● **PROBLEM TO SOLVE**:
Please print every line of the listing, unchanged.

● **EXTRACTED INFORMATION**:
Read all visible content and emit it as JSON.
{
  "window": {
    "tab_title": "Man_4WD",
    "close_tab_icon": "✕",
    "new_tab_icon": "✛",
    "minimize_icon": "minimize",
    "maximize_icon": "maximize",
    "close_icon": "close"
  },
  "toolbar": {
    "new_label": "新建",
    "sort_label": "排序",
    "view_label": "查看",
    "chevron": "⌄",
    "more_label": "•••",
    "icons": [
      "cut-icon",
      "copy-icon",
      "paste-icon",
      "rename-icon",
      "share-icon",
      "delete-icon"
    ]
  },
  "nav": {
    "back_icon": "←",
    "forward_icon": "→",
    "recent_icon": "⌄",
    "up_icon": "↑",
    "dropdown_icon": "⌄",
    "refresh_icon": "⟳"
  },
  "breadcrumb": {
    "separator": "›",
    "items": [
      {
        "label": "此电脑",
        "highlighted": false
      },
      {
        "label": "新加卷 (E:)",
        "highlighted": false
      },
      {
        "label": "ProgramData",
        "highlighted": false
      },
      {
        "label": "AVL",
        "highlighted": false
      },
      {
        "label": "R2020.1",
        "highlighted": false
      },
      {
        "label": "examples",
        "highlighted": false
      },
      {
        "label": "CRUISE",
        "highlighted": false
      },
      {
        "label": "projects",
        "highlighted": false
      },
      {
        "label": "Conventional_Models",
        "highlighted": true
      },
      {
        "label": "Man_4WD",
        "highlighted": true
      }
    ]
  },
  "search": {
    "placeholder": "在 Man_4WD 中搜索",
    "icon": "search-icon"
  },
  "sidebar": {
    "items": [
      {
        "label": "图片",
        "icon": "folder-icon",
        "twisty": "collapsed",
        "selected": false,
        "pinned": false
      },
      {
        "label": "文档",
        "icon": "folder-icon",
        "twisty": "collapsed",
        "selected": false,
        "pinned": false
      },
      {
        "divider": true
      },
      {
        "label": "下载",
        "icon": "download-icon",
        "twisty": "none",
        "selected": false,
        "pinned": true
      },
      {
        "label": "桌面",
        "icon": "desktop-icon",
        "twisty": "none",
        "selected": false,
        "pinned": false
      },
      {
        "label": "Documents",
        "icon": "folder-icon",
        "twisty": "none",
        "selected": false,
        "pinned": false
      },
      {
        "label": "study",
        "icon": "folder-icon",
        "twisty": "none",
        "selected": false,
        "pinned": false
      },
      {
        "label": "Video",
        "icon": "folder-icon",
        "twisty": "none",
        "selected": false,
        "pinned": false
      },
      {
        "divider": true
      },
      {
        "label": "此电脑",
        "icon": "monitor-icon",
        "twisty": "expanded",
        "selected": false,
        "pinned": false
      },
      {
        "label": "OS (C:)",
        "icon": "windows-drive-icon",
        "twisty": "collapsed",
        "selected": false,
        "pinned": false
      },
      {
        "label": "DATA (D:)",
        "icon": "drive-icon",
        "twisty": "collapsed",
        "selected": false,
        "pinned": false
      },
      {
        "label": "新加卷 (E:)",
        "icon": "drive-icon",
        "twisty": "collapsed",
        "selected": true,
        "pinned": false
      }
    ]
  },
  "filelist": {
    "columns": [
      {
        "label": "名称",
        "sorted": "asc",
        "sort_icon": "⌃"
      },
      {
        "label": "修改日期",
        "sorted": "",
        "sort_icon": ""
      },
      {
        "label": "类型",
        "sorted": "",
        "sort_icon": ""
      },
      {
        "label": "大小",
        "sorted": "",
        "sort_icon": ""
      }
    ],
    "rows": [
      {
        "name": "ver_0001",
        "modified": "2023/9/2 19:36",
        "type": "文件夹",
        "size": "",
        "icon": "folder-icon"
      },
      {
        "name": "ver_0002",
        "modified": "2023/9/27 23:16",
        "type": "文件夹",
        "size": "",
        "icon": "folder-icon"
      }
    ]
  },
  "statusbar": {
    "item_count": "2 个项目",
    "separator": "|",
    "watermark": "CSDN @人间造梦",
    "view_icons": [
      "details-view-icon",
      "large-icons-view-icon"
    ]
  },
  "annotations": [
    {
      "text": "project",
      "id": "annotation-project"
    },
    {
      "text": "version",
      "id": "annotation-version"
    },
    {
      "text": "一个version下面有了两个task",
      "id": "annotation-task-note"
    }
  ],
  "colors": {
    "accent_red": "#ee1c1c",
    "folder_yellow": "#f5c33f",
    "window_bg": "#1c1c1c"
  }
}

● **WRITTEN ANSWER**:
Read all visible content and emit it as JSON.
{
  "window": {
    "tab_title": "Man_4WD",
    "close_tab_icon": "✕",
    "new_tab_icon": "✛",
    "minimize_icon": "minimize",
    "maximize_icon": "maximize",
    "close_icon": "close"
  },
  "toolbar": {
    "new_label": "新建",
    "sort_label": "排序",
    "view_label": "查看",
    "chevron": "⌄",
    "more_label": "•••",
    "icons": [
      "cut-icon",
      "copy-icon",
      "paste-icon",
      "rename-icon",
      "share-icon",
      "delete-icon"
    ]
  },
  "nav": {
    "back_icon": "←",
    "forward_icon": "→",
    "recent_icon": "⌄",
    "up_icon": "↑",
    "dropdown_icon": "⌄",
    "refresh_icon": "⟳"
  },
  "breadcrumb": {
    "separator": "›",
    "items": [
      {
        "label": "此电脑",
        "highlighted": false
      },
      {
        "label": "新加卷 (E:)",
        "highlighted": false
      },
      {
        "label": "ProgramData",
        "highlighted": false
      },
      {
        "label": "AVL",
        "highlighted": false
      },
      {
        "label": "R2020.1",
        "highlighted": false
      },
      {
        "label": "examples",
        "highlighted": false
      },
      {
        "label": "CRUISE",
        "highlighted": false
      },
      {
        "label": "projects",
        "highlighted": false
      },
      {
        "label": "Conventional_Models",
        "highlighted": true
      },
      {
        "label": "Man_4WD",
        "highlighted": true
      }
    ]
  },
  "search": {
    "placeholder": "在 Man_4WD 中搜索",
    "icon": "search-icon"
  },
  "sidebar": {
    "items": [
      {
        "label": "图片",
        "icon": "folder-icon",
        "twisty": "collapsed",
        "selected": false,
        "pinned": false
      },
      {
        "label": "文档",
        "icon": "folder-icon",
        "twisty": "collapsed",
        "selected": false,
        "pinned": false
      },
      {
        "divider": true
      },
      {
        "label": "下载",
        "icon": "download-icon",
        "twisty": "none",
        "selected": false,
        "pinned": true
      },
      {
        "label": "桌面",
        "icon": "desktop-icon",
        "twisty": "none",
        "selected": false,
        "pinned": false
      },
      {
        "label": "Documents",
        "icon": "folder-icon",
        "twisty": "none",
        "selected": false,
        "pinned": false
      },
      {
        "label": "study",
        "icon": "folder-icon",
        "twisty": "none",
        "selected": false,
        "pinned": false
      },
      {
        "label": "Video",
        "icon": "folder-icon",
        "twisty": "none",
        "selected": false,
        "pinned": false
      },
      {
        "divider": true
      },
      {
        "label": "此电脑",
        "icon": "monitor-icon",
        "twisty": "expanded",
        "selected": false,
        "pinned": false
      },
      {
        "label": "OS (C:)",
        "icon": "windows-drive-icon",
        "twisty": "collapsed",
        "selected": false,
        "pinned": false
      },
      {
        "label": "DATA (D:)",
        "icon": "drive-icon",
        "twisty": "collapsed",
        "selected": false,
        "pinned": false
      },
      {
        "label": "新加卷 (E:)",
        "icon": "drive-icon",
        "twisty": "collapsed",
        "selected": true,
        "pinned": false
      }
    ]
  },
  "filelist": {
    "columns": [
      {
        "label": "名称",
        "sorted": "asc",
        "sort_icon": "⌃"
      },
      {
        "label": "修改日期",
        "sorted": "",
        "sort_icon": ""
      },
      {
        "label": "类型",
        "sorted": "",
        "sort_icon": ""
      },
      {
        "label": "大小",
        "sorted": "",
        "sort_icon": ""
      }
    ],
    "rows": [
      {
        "name": "ver_0001",
        "modified": "2023/9/2 19:36",
        "type": "文件夹",
        "size": "",
        "icon": "folder-icon"
      },
      {
        "name": "ver_0002",
        "modified": "2023/9/27 23:16",
        "type": "文件夹",
        "size": "",
        "icon": "folder-icon"
      }
    ]
  },
  "statusbar": {
    "item_count": "2 个项目",
    "separator": "|",
    "watermark": "CSDN @人间造梦",
    "view_icons": [
      "details-view-icon",
      "large-icons-view-icon"
    ]
  },
  "annotations": [
    {
      "text": "project",
      "id": "annotation-project"
    },
    {
      "text": "version",
      "id": "annotation-version"
    },
    {
      "text": "一个version下面有了两个task",
      "id": "annotation-task-note"
    }
  ],
  "colors": {
    "accent_red": "#ee1c1c",
    "folder_yellow": "#f5c33f",
    "window_bg": "#1c1c1c"
  }
}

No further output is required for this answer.